Speaker Lindsay Hoyle is very keen that Prime Minister’s Questions last its allotted half an hour, rather than turning it into the hour-long drone-fest that John Bercow indulged in during his tenure. Today he had to cut off one MP who was asking a question that wasn’t just pointless (the Speaker doesn’t adjudicate on the quality of interventions, more’s the pity), but that was also taking longer than one of Bercow’s famous soliloquies about himself.
This most pointless question of the session – indeed the year so far – came from new Tory MP Sarah Dines, who asked this:
‘My right hon. Friend will know that the quarries of the Peak district provide a huge proportion of the national building and mineral needs of this great nation. We would be delighted to see him in the Derbyshire Dales, so that he can see at first hand the men and women who work at the quarry face, who will be at the heart of the post-Brexit economy, and look at the need for my local Ashbourne bypass—this is necessary to deliver Brexit to the people. Does not this support for these hard-working people show who the real Conservatives are and that this party is the party of the working man?’
She was called to order by Hoyle, who complained that the session ‘is going to run on because of this’ and asked for short questions. But the lengthy waffle of a question served its purpose: it gave Johnson a breather and allowed him to raise the threats levelled at Tory MPs by the president of the Durham Miners’ Gala, who said earlier this week that any Conservatives wanting to attend his event might want to get police protection.
A similarly helpful question came from James Sunderland, also a newly-elected Tory, who told the Chamber that his Bracknell constituency ‘is the proud home of more than 150 internationally focused companies’ and asked the Prime Minister to ‘reassure the House that what is being done to develop new post-Brexit worldwide trade deals is for the benefit of everyone in Bracknell, Crowthorne, Finchampstead, Sandhurst and, of course, right across the UK?’
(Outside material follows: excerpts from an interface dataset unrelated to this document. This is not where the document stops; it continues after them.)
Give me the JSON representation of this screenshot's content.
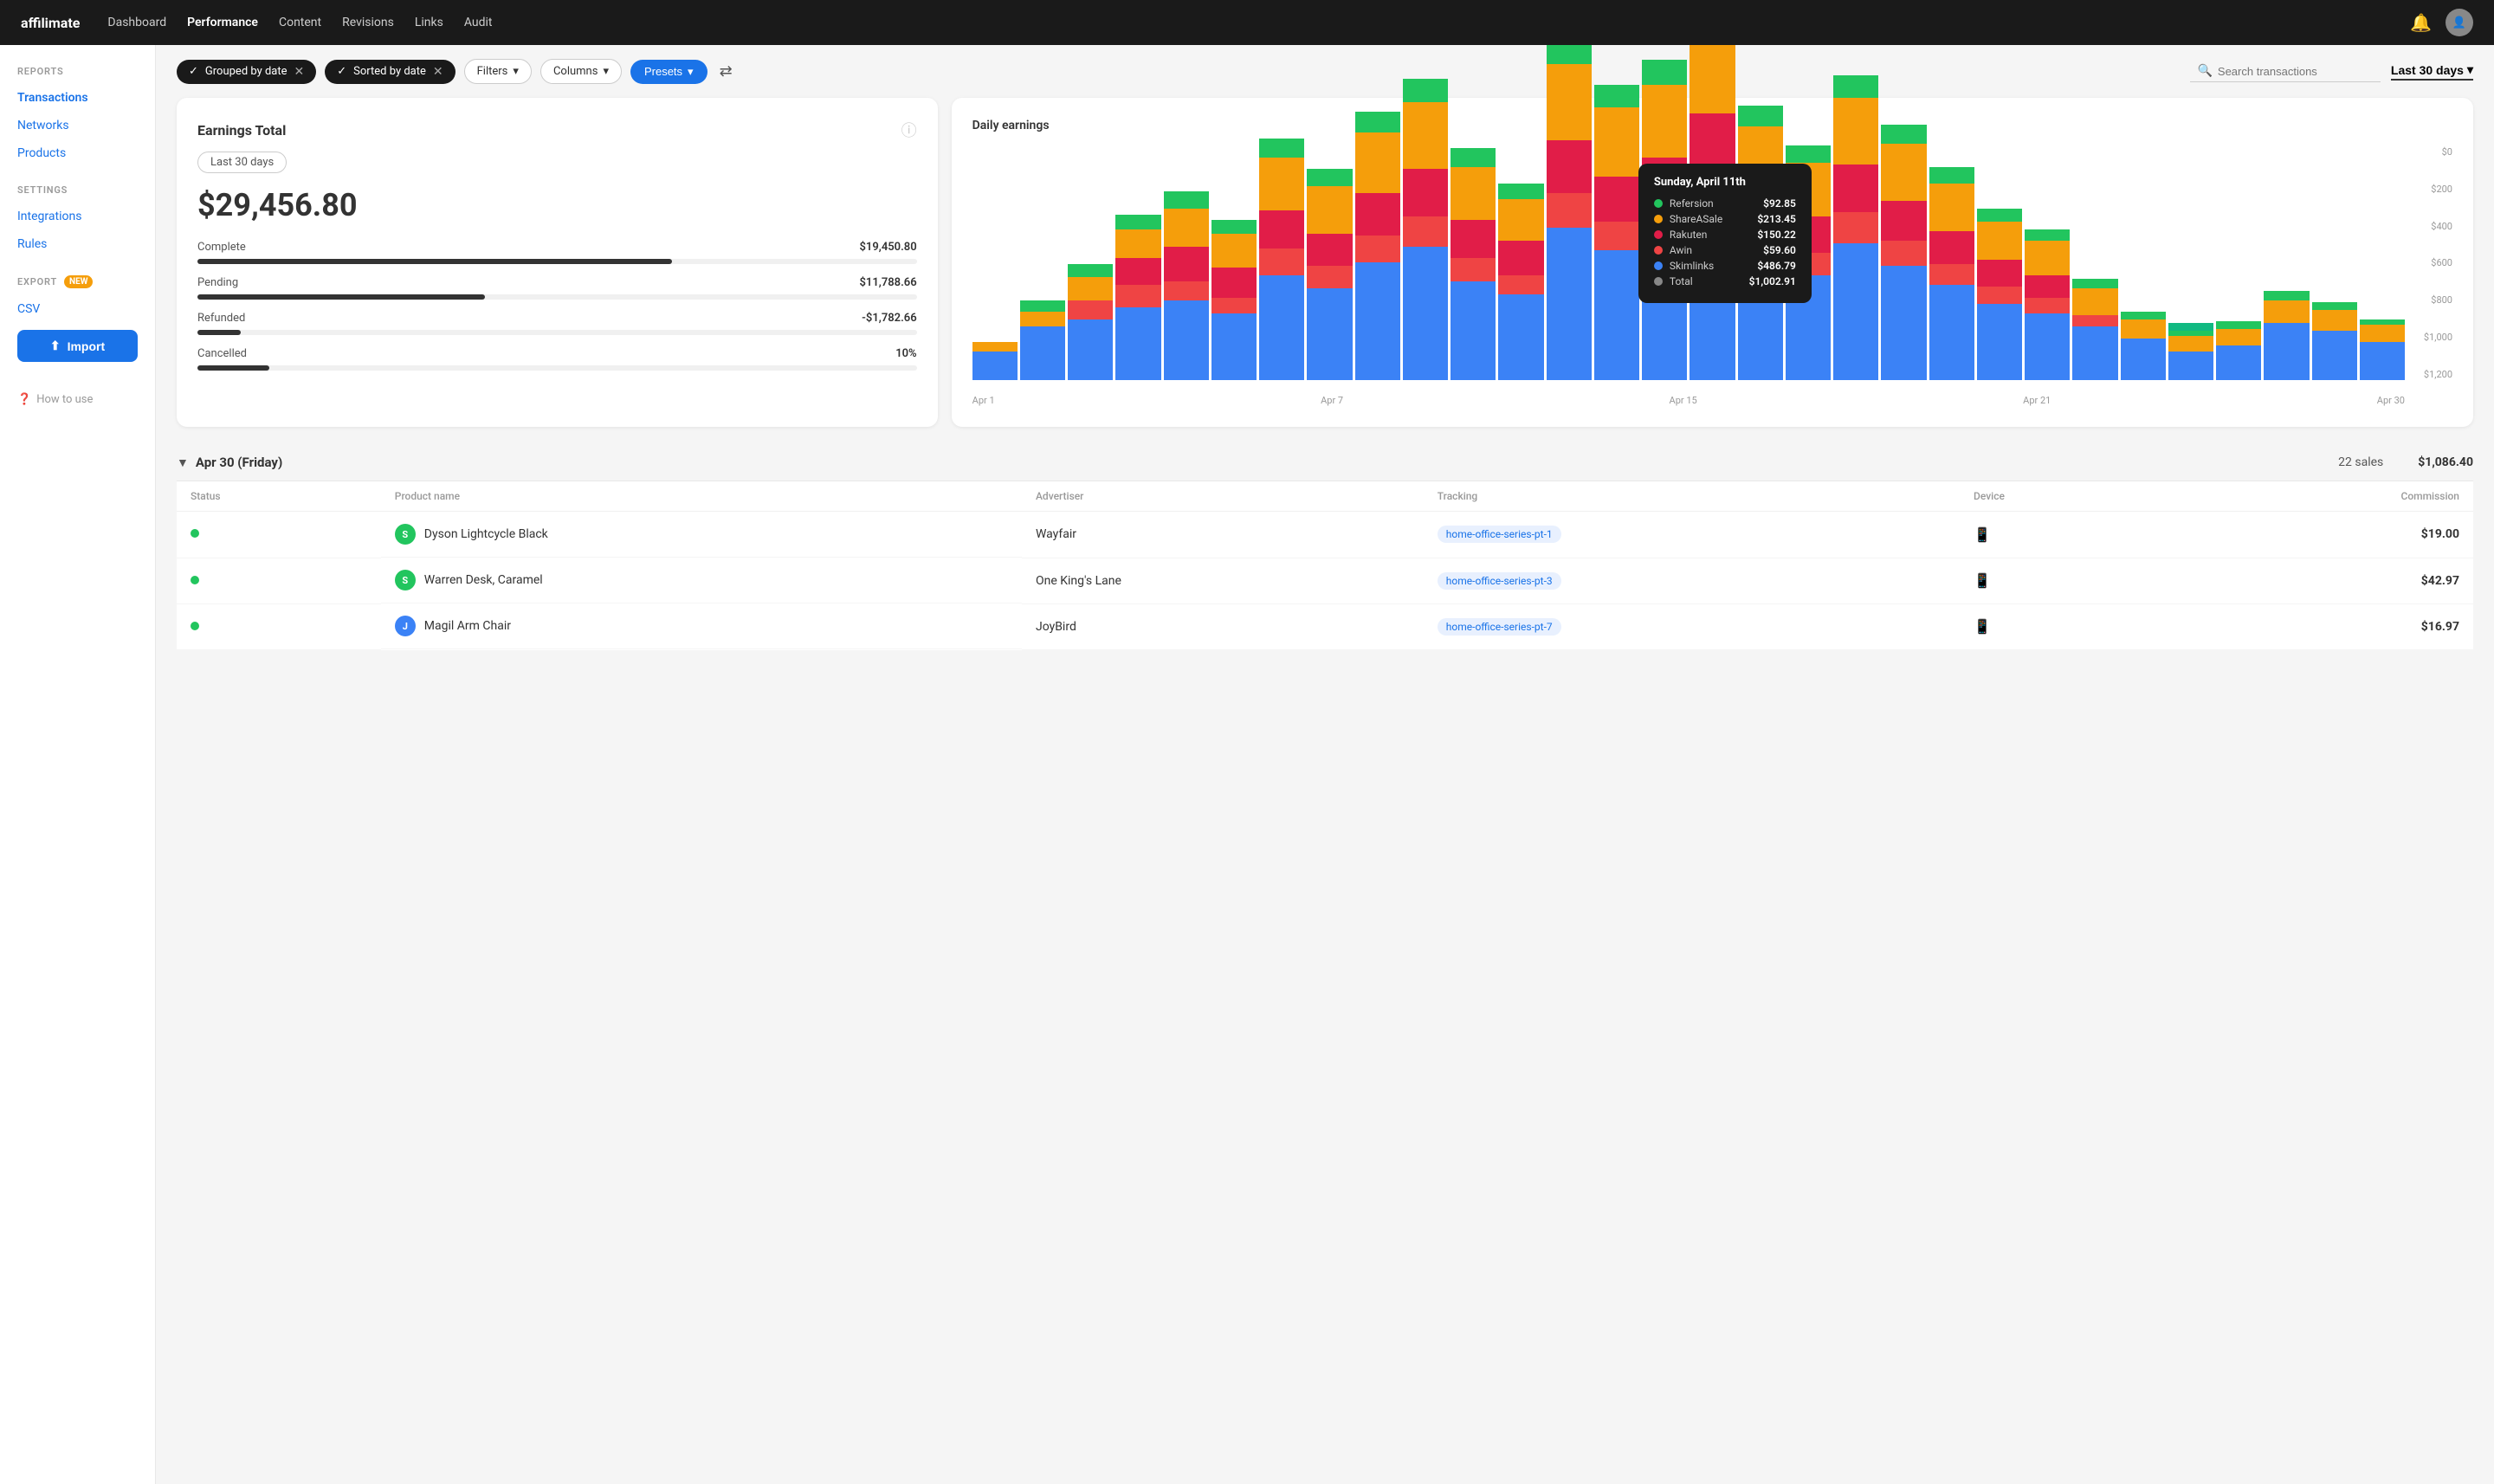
{
  "app": {
    "logo": "affilimate",
    "nav_links": [
      {
        "label": "Dashboard",
        "active": false
      },
      {
        "label": "Performance",
        "active": true
      },
      {
        "label": "Content",
        "active": false
      },
      {
        "label": "Revisions",
        "active": false
      },
      {
        "label": "Links",
        "active": false
      },
      {
        "label": "Audit",
        "active": false
      }
    ]
  },
  "sidebar": {
    "reports_label": "REPORTS",
    "transactions_label": "Transactions",
    "networks_label": "Networks",
    "products_label": "Products",
    "settings_label": "SETTINGS",
    "integrations_label": "Integrations",
    "rules_label": "Rules",
    "export_label": "EXPORT",
    "new_badge": "NEW",
    "csv_label": "CSV",
    "import_label": "Import",
    "how_to_use_label": "How to use"
  },
  "filters": {
    "grouped_by_date": "Grouped by date",
    "sorted_by_date": "Sorted by date",
    "filters_label": "Filters",
    "columns_label": "Columns",
    "presets_label": "Presets",
    "search_placeholder": "Search transactions",
    "date_range": "Last 30 days"
  },
  "earnings_card": {
    "title": "Earnings Total",
    "period": "Last 30 days",
    "total": "$29,456.80",
    "rows": [
      {
        "label": "Complete",
        "value": "$19,450.80",
        "pct": 66
      },
      {
        "label": "Pending",
        "value": "$11,788.66",
        "pct": 40
      },
      {
        "label": "Refunded",
        "value": "-$1,782.66",
        "pct": 6
      },
      {
        "label": "Cancelled",
        "value": "10%",
        "pct": 10
      }
    ]
  },
  "chart": {
    "title": "Daily earnings",
    "y_axis": [
      "$0",
      "$200",
      "$400",
      "$600",
      "$800",
      "$1,000",
      "$1,200"
    ],
    "x_axis": [
      "Apr 1",
      "Apr 7",
      "Apr 15",
      "Apr 21",
      "Apr 30"
    ],
    "tooltip": {
      "title": "Sunday, April 11th",
      "rows": [
        {
          "label": "Refersion",
          "value": "$92.85",
          "color": "#22c55e"
        },
        {
          "label": "ShareASale",
          "value": "$213.45",
          "color": "#f59e0b"
        },
        {
          "label": "Rakuten",
          "value": "$150.22",
          "color": "#e11d48"
        },
        {
          "label": "Awin",
          "value": "$59.60",
          "color": "#ef4444"
        },
        {
          "label": "Skimlinks",
          "value": "$486.79",
          "color": "#3b82f6"
        },
        {
          "label": "Total",
          "value": "$1,002.91",
          "color": "#888"
        }
      ]
    },
    "bars": [
      {
        "segments": [
          {
            "color": "#3b82f6",
            "h": 15
          },
          {
            "color": "#f59e0b",
            "h": 5
          }
        ]
      },
      {
        "segments": [
          {
            "color": "#3b82f6",
            "h": 28
          },
          {
            "color": "#f59e0b",
            "h": 8
          },
          {
            "color": "#22c55e",
            "h": 6
          }
        ]
      },
      {
        "segments": [
          {
            "color": "#3b82f6",
            "h": 32
          },
          {
            "color": "#ef4444",
            "h": 10
          },
          {
            "color": "#f59e0b",
            "h": 12
          },
          {
            "color": "#22c55e",
            "h": 7
          }
        ]
      },
      {
        "segments": [
          {
            "color": "#3b82f6",
            "h": 38
          },
          {
            "color": "#ef4444",
            "h": 12
          },
          {
            "color": "#e11d48",
            "h": 14
          },
          {
            "color": "#f59e0b",
            "h": 15
          },
          {
            "color": "#22c55e",
            "h": 8
          }
        ]
      },
      {
        "segments": [
          {
            "color": "#3b82f6",
            "h": 42
          },
          {
            "color": "#ef4444",
            "h": 10
          },
          {
            "color": "#e11d48",
            "h": 18
          },
          {
            "color": "#f59e0b",
            "h": 20
          },
          {
            "color": "#22c55e",
            "h": 9
          }
        ]
      },
      {
        "segments": [
          {
            "color": "#3b82f6",
            "h": 35
          },
          {
            "color": "#ef4444",
            "h": 8
          },
          {
            "color": "#e11d48",
            "h": 16
          },
          {
            "color": "#f59e0b",
            "h": 18
          },
          {
            "color": "#22c55e",
            "h": 7
          }
        ]
      },
      {
        "segments": [
          {
            "color": "#3b82f6",
            "h": 55
          },
          {
            "color": "#ef4444",
            "h": 14
          },
          {
            "color": "#e11d48",
            "h": 20
          },
          {
            "color": "#f59e0b",
            "h": 28
          },
          {
            "color": "#22c55e",
            "h": 10
          }
        ]
      },
      {
        "segments": [
          {
            "color": "#3b82f6",
            "h": 48
          },
          {
            "color": "#ef4444",
            "h": 12
          },
          {
            "color": "#e11d48",
            "h": 17
          },
          {
            "color": "#f59e0b",
            "h": 25
          },
          {
            "color": "#22c55e",
            "h": 9
          }
        ]
      },
      {
        "segments": [
          {
            "color": "#3b82f6",
            "h": 62
          },
          {
            "color": "#ef4444",
            "h": 14
          },
          {
            "color": "#e11d48",
            "h": 22
          },
          {
            "color": "#f59e0b",
            "h": 32
          },
          {
            "color": "#22c55e",
            "h": 11
          }
        ]
      },
      {
        "segments": [
          {
            "color": "#3b82f6",
            "h": 70
          },
          {
            "color": "#ef4444",
            "h": 16
          },
          {
            "color": "#e11d48",
            "h": 25
          },
          {
            "color": "#f59e0b",
            "h": 35
          },
          {
            "color": "#22c55e",
            "h": 12
          }
        ]
      },
      {
        "segments": [
          {
            "color": "#3b82f6",
            "h": 52
          },
          {
            "color": "#ef4444",
            "h": 12
          },
          {
            "color": "#e11d48",
            "h": 20
          },
          {
            "color": "#f59e0b",
            "h": 28
          },
          {
            "color": "#22c55e",
            "h": 10
          }
        ]
      },
      {
        "segments": [
          {
            "color": "#3b82f6",
            "h": 45
          },
          {
            "color": "#ef4444",
            "h": 10
          },
          {
            "color": "#e11d48",
            "h": 18
          },
          {
            "color": "#f59e0b",
            "h": 22
          },
          {
            "color": "#22c55e",
            "h": 8
          }
        ]
      },
      {
        "segments": [
          {
            "color": "#3b82f6",
            "h": 80
          },
          {
            "color": "#ef4444",
            "h": 18
          },
          {
            "color": "#e11d48",
            "h": 28
          },
          {
            "color": "#f59e0b",
            "h": 40
          },
          {
            "color": "#22c55e",
            "h": 14
          }
        ]
      },
      {
        "segments": [
          {
            "color": "#3b82f6",
            "h": 68
          },
          {
            "color": "#ef4444",
            "h": 15
          },
          {
            "color": "#e11d48",
            "h": 24
          },
          {
            "color": "#f59e0b",
            "h": 36
          },
          {
            "color": "#22c55e",
            "h": 12
          }
        ]
      },
      {
        "segments": [
          {
            "color": "#3b82f6",
            "h": 75
          },
          {
            "color": "#ef4444",
            "h": 16
          },
          {
            "color": "#e11d48",
            "h": 26
          },
          {
            "color": "#f59e0b",
            "h": 38
          },
          {
            "color": "#22c55e",
            "h": 13
          }
        ]
      },
      {
        "segments": [
          {
            "color": "#3b82f6",
            "h": 90
          },
          {
            "color": "#ef4444",
            "h": 20
          },
          {
            "color": "#e11d48",
            "h": 30
          },
          {
            "color": "#f59e0b",
            "h": 45
          },
          {
            "color": "#22c55e",
            "h": 15
          },
          {
            "color": "#10b981",
            "h": 5
          }
        ]
      },
      {
        "segments": [
          {
            "color": "#3b82f6",
            "h": 65
          },
          {
            "color": "#ef4444",
            "h": 14
          },
          {
            "color": "#e11d48",
            "h": 22
          },
          {
            "color": "#f59e0b",
            "h": 32
          },
          {
            "color": "#22c55e",
            "h": 11
          }
        ]
      },
      {
        "segments": [
          {
            "color": "#3b82f6",
            "h": 55
          },
          {
            "color": "#ef4444",
            "h": 12
          },
          {
            "color": "#e11d48",
            "h": 19
          },
          {
            "color": "#f59e0b",
            "h": 28
          },
          {
            "color": "#22c55e",
            "h": 9
          }
        ]
      },
      {
        "segments": [
          {
            "color": "#3b82f6",
            "h": 72
          },
          {
            "color": "#ef4444",
            "h": 16
          },
          {
            "color": "#e11d48",
            "h": 25
          },
          {
            "color": "#f59e0b",
            "h": 35
          },
          {
            "color": "#22c55e",
            "h": 12
          }
        ]
      },
      {
        "segments": [
          {
            "color": "#3b82f6",
            "h": 60
          },
          {
            "color": "#ef4444",
            "h": 13
          },
          {
            "color": "#e11d48",
            "h": 21
          },
          {
            "color": "#f59e0b",
            "h": 30
          },
          {
            "color": "#22c55e",
            "h": 10
          }
        ]
      },
      {
        "segments": [
          {
            "color": "#3b82f6",
            "h": 50
          },
          {
            "color": "#ef4444",
            "h": 11
          },
          {
            "color": "#e11d48",
            "h": 17
          },
          {
            "color": "#f59e0b",
            "h": 25
          },
          {
            "color": "#22c55e",
            "h": 9
          }
        ]
      },
      {
        "segments": [
          {
            "color": "#3b82f6",
            "h": 40
          },
          {
            "color": "#ef4444",
            "h": 9
          },
          {
            "color": "#e11d48",
            "h": 14
          },
          {
            "color": "#f59e0b",
            "h": 20
          },
          {
            "color": "#22c55e",
            "h": 7
          }
        ]
      },
      {
        "segments": [
          {
            "color": "#3b82f6",
            "h": 35
          },
          {
            "color": "#ef4444",
            "h": 8
          },
          {
            "color": "#e11d48",
            "h": 12
          },
          {
            "color": "#f59e0b",
            "h": 18
          },
          {
            "color": "#22c55e",
            "h": 6
          }
        ]
      },
      {
        "segments": [
          {
            "color": "#3b82f6",
            "h": 28
          },
          {
            "color": "#ef4444",
            "h": 6
          },
          {
            "color": "#f59e0b",
            "h": 14
          },
          {
            "color": "#22c55e",
            "h": 5
          }
        ]
      },
      {
        "segments": [
          {
            "color": "#3b82f6",
            "h": 22
          },
          {
            "color": "#f59e0b",
            "h": 10
          },
          {
            "color": "#22c55e",
            "h": 4
          }
        ]
      },
      {
        "segments": [
          {
            "color": "#3b82f6",
            "h": 15
          },
          {
            "color": "#f59e0b",
            "h": 8
          },
          {
            "color": "#22c55e",
            "h": 3
          },
          {
            "color": "#10b981",
            "h": 4
          }
        ]
      },
      {
        "segments": [
          {
            "color": "#3b82f6",
            "h": 18
          },
          {
            "color": "#f59e0b",
            "h": 9
          },
          {
            "color": "#22c55e",
            "h": 4
          }
        ]
      },
      {
        "segments": [
          {
            "color": "#3b82f6",
            "h": 30
          },
          {
            "color": "#f59e0b",
            "h": 12
          },
          {
            "color": "#22c55e",
            "h": 5
          }
        ]
      },
      {
        "segments": [
          {
            "color": "#3b82f6",
            "h": 26
          },
          {
            "color": "#f59e0b",
            "h": 11
          },
          {
            "color": "#22c55e",
            "h": 4
          }
        ]
      },
      {
        "segments": [
          {
            "color": "#3b82f6",
            "h": 20
          },
          {
            "color": "#f59e0b",
            "h": 9
          },
          {
            "color": "#22c55e",
            "h": 3
          }
        ]
      }
    ]
  },
  "date_group": {
    "label": "Apr 30 (Friday)",
    "sales_count": "22 sales",
    "total": "$1,086.40"
  },
  "table": {
    "headers": [
      "Status",
      "Product name",
      "Advertiser",
      "Tracking",
      "Device",
      "Commission"
    ],
    "rows": [
      {
        "status": "complete",
        "network_abbr": "S",
        "network_color": "green",
        "product": "Dyson Lightcycle Black",
        "advertiser": "Wayfair",
        "tracking": "home-office-series-pt-1",
        "device": "mobile",
        "commission": "$19.00"
      },
      {
        "status": "complete",
        "network_abbr": "S",
        "network_color": "green",
        "product": "Warren Desk, Caramel",
        "advertiser": "One King's Lane",
        "tracking": "home-office-series-pt-3",
        "device": "mobile",
        "commission": "$42.97"
      },
      {
        "status": "complete",
        "network_abbr": "J",
        "network_color": "blue",
        "product": "Magil Arm Chair",
        "advertiser": "JoyBird",
        "tracking": "home-office-series-pt-7",
        "device": "mobile",
        "commission": "$16.97"
      }
    ]
  }
}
This is one of those questions that requires only the easiest of answers. The Prime Minister is not going to say ‘no, my trade deals will screw over everyone outside the M25’, and neither is he being pressed on any detail of those trade deals. He merely need ‘reassure’ the House that he remains as committed to good things as the next person, and then move on.
He even got an easy question at the very start of the session from Bim Afolami, who has been an MP since 2017 and therefore has less of an excuse for asking duff questions. At least the other two might plead ignorance about how to ask something smart in the Chamber, which is an intimidating place. Afolami asked:
‘I welcome the announcement from the Government this week that tougher sentences, an end to early release and a complete review of the management of convicted terrorists are among a range of measures designed to strengthen this country’s response to terrorism—a promise made by this Prime Minister and a promise delivered. [Interruption.] Does he agree that we need to do everything we can, whatever it takes, to stop sickening terrorist attacks taking place?’
In summary, does the Prime Minister agree with me that he is keeping his promises and stopping bad things from happening? How staggering, then, that Johnson told the Commons that the Hitchin and Harpenden MP was ‘absolutely right’, before adding the newsworthy line that ‘this government will do all that we can to keep our people safe’. Well that’s solved that then.
As I’ve said before, MPs don’t need to turn themselves in the parliamentary equivalent of Jeremy Paxman in order to ask a decent question at this session. They don’t need to be hostile: many of the questions from Labour MPs today were constructive rather than full-throated attacks on Johnson. But merely asking if the Prime Minister agrees with them that the government is going to be doing good things in order to stop bad things – without actually asking for any detail at all – is a waste of a question.